Complimentary products such as body spray, body lotion and shower gel available.

Yardley were formed in 1770 and have quite an old fashioned reputation in the UK, and I hate to say this, the ‘wrong’ sort of old fashioned brand (compare and contrast to Penhaligons for example) probably because of their mass market appeal and easy availability. They are best known for their single note fragrances such as Lavender, Rose, the old style packaging and the fact that you can just picture the bars of soap in your Gran’s bathroom. I was introduced to the ‘new’ Yardley by the inclusion of the shower gel for this fragrance in my Birchbox. The fragrance was launched in 2011, as part of their changes to bring Yardley to a younger market.

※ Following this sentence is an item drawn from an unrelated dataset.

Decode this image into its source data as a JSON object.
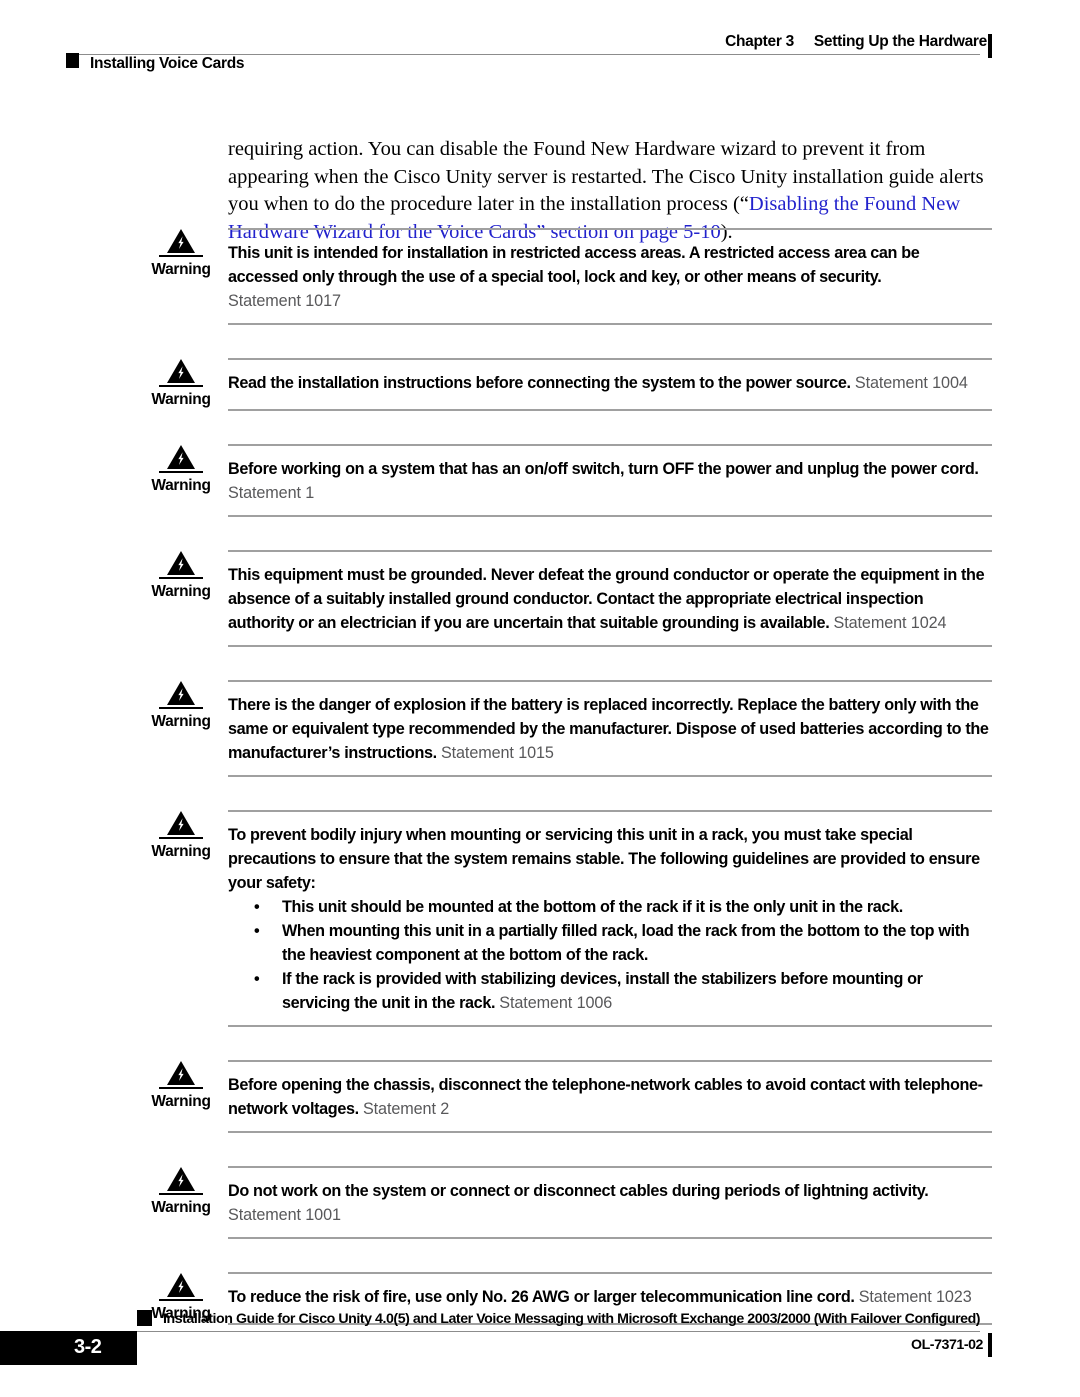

Now, based on a little bit of research – the daisies in my garden don’t actually smell of anything. So what does Yardley’s interpretation of daisy smell like? The fragrance opens with the fresh green crunch of a just bitten granny smith apple, and turns into a meadow floral (they claim hyacinth and white rose). The end of the fragrance is a light floral musk on me. It wears pretty close to the body, and lasts for up to 4 hours. However, at the bargain price you can afford to apply it again at lunchtime.

I bought my bottle via the Yardley website, which will ship to the UK. The product is also available on the high street at branches of Boots and other pharmacies.